State-run Korea National Oil Corp. will store 5.3 million barrels of Saudi Arabian crude oil in a joint inventory management deal with Saudi Aramco, which would be used as strategic reserves for South Korea, the company said Oct. 23.
The deal was signed on the sidelines of summit talks between South Korean President Yoon Suk-yeol and Saudi Crown Prince Mohammed bin Salman during Yoon’s state visit to Saudi Arabia.
Under the agreement, 5.3 million barrels of Saudi crude, mostly Arab Light grade, will be stored at KNOC’s base in Ulsan on the country’s southeast coast, a KNOC official told S&P Global Commodity Insights.
The first shipment of 2 million barrels will come soon, but exact timelines cannot be disclosed at the moment, the company official said.
KNOC will be paid leasing fees and it would hold the right of first use of the crude oil for domestic release in case of emergency or supply disruptions. This effectively means the Saudi barrels can be used as strategic reserves for South Korea, the world’s fourth biggest crude importer, according to the KNOC official.

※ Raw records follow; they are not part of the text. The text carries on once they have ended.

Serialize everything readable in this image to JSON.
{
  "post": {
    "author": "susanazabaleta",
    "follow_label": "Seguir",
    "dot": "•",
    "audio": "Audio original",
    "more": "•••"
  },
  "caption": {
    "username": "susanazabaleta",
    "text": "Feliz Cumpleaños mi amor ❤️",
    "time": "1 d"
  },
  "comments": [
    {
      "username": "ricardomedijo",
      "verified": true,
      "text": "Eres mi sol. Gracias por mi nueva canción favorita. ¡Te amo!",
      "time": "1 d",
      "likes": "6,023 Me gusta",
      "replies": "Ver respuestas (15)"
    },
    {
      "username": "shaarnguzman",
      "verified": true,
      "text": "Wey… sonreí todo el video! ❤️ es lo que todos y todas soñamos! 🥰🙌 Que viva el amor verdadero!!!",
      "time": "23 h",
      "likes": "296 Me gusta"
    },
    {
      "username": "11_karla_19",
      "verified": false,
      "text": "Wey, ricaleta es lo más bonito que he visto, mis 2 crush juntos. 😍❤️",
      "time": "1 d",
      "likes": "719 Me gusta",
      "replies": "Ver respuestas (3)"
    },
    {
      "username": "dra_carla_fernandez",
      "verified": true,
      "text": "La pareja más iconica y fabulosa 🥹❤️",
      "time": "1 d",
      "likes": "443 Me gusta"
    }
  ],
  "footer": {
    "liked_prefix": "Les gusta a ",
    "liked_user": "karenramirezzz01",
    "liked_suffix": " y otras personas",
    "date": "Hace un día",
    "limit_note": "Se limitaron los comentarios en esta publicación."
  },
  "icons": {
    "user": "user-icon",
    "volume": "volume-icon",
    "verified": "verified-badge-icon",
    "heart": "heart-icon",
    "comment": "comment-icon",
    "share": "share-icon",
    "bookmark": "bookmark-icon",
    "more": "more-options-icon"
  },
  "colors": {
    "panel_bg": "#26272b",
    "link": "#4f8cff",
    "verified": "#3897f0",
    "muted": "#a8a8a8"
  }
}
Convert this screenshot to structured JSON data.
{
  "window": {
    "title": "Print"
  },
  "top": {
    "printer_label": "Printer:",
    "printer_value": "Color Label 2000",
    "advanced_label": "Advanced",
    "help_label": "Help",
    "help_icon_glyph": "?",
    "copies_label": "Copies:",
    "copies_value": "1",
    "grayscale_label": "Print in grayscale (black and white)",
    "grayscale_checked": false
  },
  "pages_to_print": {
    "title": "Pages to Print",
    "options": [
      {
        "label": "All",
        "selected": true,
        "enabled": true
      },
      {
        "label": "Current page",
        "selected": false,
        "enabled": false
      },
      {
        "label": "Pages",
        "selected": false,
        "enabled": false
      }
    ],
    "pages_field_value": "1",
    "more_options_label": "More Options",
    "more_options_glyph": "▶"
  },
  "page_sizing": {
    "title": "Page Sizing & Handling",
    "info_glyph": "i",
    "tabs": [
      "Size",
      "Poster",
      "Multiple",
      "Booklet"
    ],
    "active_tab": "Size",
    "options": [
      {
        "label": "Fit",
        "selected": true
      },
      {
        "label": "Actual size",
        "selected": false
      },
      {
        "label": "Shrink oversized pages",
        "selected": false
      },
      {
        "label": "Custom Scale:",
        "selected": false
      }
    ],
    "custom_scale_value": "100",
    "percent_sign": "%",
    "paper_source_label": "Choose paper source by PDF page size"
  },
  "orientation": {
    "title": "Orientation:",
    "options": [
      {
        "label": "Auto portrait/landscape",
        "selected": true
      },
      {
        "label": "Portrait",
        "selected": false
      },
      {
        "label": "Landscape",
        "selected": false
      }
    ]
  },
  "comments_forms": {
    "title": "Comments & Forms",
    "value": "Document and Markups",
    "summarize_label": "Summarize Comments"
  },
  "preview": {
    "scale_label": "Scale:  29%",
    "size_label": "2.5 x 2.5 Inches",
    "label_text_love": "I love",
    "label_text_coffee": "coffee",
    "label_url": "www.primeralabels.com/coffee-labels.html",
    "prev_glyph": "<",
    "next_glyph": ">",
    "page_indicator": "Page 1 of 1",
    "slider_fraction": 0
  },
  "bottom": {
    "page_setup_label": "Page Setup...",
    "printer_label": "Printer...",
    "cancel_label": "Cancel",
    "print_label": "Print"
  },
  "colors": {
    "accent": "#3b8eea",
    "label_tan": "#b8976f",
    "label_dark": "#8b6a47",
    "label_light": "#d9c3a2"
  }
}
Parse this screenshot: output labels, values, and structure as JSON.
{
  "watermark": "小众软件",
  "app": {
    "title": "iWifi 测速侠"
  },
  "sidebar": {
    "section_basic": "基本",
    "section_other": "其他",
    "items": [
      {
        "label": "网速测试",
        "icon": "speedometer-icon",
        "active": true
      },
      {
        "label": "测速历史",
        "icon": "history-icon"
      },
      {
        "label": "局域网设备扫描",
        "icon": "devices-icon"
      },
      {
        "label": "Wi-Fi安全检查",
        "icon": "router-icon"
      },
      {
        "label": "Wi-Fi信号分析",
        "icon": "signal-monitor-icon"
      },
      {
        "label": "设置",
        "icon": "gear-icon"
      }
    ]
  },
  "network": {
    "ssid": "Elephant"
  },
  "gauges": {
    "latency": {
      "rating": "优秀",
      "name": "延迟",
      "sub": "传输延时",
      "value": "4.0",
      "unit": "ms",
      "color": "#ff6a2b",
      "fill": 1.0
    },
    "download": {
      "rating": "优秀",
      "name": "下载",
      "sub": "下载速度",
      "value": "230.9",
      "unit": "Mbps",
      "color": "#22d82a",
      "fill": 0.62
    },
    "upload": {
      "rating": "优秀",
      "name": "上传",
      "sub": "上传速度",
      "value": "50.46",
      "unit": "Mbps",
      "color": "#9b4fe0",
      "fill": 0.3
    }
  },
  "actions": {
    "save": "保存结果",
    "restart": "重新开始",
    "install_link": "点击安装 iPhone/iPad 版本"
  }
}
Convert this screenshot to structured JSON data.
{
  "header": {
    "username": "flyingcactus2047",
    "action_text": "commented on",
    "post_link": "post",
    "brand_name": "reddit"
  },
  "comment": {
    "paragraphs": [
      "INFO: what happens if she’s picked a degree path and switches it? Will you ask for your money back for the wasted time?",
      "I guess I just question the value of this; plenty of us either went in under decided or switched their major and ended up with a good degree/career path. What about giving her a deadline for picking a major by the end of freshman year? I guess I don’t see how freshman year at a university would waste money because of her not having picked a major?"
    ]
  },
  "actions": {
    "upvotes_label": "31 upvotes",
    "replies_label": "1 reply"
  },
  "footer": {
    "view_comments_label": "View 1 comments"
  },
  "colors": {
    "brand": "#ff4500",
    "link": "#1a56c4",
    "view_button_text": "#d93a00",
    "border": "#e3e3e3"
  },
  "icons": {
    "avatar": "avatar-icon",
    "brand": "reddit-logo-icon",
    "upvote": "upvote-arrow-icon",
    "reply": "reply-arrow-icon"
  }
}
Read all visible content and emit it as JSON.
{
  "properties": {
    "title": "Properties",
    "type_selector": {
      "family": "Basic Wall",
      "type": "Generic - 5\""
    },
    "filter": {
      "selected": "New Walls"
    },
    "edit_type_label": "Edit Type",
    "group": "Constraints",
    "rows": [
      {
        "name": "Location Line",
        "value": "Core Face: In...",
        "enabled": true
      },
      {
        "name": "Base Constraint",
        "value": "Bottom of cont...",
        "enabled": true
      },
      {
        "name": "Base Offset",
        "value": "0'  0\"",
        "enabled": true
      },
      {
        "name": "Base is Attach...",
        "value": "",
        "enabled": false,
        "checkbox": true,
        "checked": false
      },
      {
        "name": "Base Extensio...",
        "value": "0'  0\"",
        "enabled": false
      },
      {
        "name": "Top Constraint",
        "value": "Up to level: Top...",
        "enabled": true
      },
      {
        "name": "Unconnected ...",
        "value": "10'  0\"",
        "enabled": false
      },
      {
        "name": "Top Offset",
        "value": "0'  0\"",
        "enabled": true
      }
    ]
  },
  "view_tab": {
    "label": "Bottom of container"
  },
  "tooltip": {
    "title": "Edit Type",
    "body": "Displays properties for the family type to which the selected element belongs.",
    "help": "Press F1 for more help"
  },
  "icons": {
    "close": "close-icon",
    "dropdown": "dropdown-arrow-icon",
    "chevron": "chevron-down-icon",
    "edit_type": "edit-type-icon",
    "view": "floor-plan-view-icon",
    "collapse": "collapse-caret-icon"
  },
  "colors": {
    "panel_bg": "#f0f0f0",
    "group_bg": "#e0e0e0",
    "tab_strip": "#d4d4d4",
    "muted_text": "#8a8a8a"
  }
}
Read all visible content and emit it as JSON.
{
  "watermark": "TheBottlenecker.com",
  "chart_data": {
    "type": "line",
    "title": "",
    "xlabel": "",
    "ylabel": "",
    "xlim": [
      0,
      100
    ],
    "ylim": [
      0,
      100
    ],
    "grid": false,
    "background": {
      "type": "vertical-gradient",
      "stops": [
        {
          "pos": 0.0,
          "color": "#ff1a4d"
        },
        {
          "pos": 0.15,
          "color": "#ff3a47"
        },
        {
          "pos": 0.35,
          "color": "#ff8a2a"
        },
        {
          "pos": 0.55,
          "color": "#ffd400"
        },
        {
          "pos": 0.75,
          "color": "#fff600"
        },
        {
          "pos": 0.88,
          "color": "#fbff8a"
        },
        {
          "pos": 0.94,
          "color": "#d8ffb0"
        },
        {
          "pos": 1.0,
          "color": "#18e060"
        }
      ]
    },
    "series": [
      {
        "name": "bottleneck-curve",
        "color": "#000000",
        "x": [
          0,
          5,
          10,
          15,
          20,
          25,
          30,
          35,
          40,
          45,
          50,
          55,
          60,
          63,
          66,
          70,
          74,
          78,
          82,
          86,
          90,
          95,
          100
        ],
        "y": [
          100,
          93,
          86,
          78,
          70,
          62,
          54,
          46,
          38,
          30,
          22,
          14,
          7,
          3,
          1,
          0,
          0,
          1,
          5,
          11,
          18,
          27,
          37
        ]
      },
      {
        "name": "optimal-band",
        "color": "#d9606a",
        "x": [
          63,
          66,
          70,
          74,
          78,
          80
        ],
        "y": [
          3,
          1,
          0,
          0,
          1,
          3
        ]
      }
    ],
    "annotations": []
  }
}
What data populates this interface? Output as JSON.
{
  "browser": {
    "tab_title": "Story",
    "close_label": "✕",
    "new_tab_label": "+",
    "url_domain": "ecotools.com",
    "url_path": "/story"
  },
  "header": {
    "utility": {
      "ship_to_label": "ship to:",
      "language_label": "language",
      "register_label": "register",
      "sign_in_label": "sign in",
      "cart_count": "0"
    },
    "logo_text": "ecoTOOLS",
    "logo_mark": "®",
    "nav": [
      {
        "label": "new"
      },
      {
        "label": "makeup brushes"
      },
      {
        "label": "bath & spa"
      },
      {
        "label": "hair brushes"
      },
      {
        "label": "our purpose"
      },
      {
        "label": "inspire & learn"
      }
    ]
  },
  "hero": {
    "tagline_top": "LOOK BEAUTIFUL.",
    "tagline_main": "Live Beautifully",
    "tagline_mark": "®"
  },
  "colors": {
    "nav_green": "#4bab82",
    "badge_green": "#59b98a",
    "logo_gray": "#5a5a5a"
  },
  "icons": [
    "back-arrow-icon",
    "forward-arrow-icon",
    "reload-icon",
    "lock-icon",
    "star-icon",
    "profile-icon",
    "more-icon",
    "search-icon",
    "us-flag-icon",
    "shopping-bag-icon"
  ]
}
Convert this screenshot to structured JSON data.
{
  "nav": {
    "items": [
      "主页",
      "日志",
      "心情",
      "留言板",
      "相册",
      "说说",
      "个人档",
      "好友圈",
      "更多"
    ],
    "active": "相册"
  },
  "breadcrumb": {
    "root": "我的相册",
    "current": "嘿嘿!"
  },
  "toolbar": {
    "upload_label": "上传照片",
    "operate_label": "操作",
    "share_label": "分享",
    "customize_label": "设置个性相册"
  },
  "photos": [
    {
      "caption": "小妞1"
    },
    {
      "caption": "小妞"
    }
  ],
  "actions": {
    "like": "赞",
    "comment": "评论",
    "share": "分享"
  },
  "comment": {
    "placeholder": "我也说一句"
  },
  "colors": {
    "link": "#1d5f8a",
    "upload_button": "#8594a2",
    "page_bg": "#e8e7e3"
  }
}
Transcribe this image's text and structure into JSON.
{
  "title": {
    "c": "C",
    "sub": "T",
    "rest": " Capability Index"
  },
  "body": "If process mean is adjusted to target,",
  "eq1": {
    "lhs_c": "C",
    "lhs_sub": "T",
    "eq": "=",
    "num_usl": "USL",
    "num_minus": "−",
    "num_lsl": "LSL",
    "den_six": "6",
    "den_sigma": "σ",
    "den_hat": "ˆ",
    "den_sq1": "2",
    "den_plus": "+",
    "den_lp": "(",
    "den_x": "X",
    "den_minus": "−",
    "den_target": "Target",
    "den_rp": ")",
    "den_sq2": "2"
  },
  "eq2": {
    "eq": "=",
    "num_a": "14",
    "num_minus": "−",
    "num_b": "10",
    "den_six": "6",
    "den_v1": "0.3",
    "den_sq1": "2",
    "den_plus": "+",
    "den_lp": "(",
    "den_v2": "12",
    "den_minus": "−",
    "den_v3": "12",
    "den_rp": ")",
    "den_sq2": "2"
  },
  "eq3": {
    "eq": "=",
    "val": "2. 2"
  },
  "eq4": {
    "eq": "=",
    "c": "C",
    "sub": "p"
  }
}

“The agreement, which comes at a time when oil prices are fluctuating due to political instability in the Middle East due to the armed conflict between Israel and Hamas, would boost South Korea’s energy security by pre-emptively attracting large volumes of Middle Eastern sour crude,” KNOC said in a statement.
KNOC also indicated that it will try to secure more strategic reserves through partnership with other major oil producers.
During the summit talks between President Yoon and UAE President Mohamed bin Zayed Al Nahyan in January, KNOC had signed a joint storage agreement with Abu Dhabi National Oil Co., allowing ADNOC to use tanks in South Korea to store 4 million barrels of crude.
KNOC operates nine storage bases, including Ulsan and Yeosu tanks, which can hold a total 146 million barrels of crude oil and oil products, including tunnel-type underground tanks and the world’s single largest oil storage base.
Of the total capacity, 131.1 million barrels is for crude oil, 14.9 million barrels for refined products and 6.2 million barrels for LPG.
KNOC is currently holding some 96 million barrels in its tanks, excluding foreign oil, which means the country has some storage space for joint storage with foreign crude.
Saudi Arabia’s Asian market share
The latest joint storage deal not only enhances South Korea’s supply security, but would also help Saudi Aramco upgrade its Asian marketing base and strategies, feedstock managers at two major South Korean refiners including S-Oil told S&P Global.
“Asia’s top two crude buyers India and China have been heavily favoring cheap Russian crude so far this year and I am sure this isn’t the sort of trade flow and market trend that Saudi Aramco would want to see,” said a sour crude procurement and logistics manager at a major South Korean refiner.
In India, Russia has become the South Asian nation’s top source of crude oil in 2023, with inflows reaching 1.8 million b/d over January-September and accounting for 38% of India’s total oil imports, a substantial rise from 11.2% during the same period in 2022, according to S&P Global. As a result, the share of Middle Eastern crude decreased from 63%, or 2.9 million b/d, over January-September 2022 to 45%, or 2.1 million b/d, over January-September this year.
However, Asia’s third and fourth biggest crude importers South Korea and Japan have been actively purchasing Saudi crude oil, while completely shunning Russian barrels. Saudi Aramco would gain logistical advantages in securing a stable oil export base in South Korea for the Asian market share management, according to trading managers and market analysts based in Seoul, Tokyo and Singapore.
Saudi Arabia is the biggest crude supplier to South Korea, providing around 236 million barrels in the first eight months this year, including barrels from the Saudi-Kuwaiti Neutral Zone, which accounts for 35.7% of South Korea’s total January-August imports of 661.431 million barrels, latest KNOC data showed.
Despite Saudi Arabia’s firm stance to control and limit its crude production levels, the OPEC kingpin has been respecting Asian customers’ term supply contracts. Saudi Aramco has been prioritizing its key customers in the Far East, especially South Korean and Japanese refiners, feedstock management sources at South Korean and Japanese refiners told S&P Global.
Saudi Aramco has fully met Asian refiners’ nominations for November-loading crude oil, with most buyers having nominated and received full contractual volumes with no cuts made, S&P Global reported previously citing multiple trade sources with knowledge of the matter.
Source : S&P Global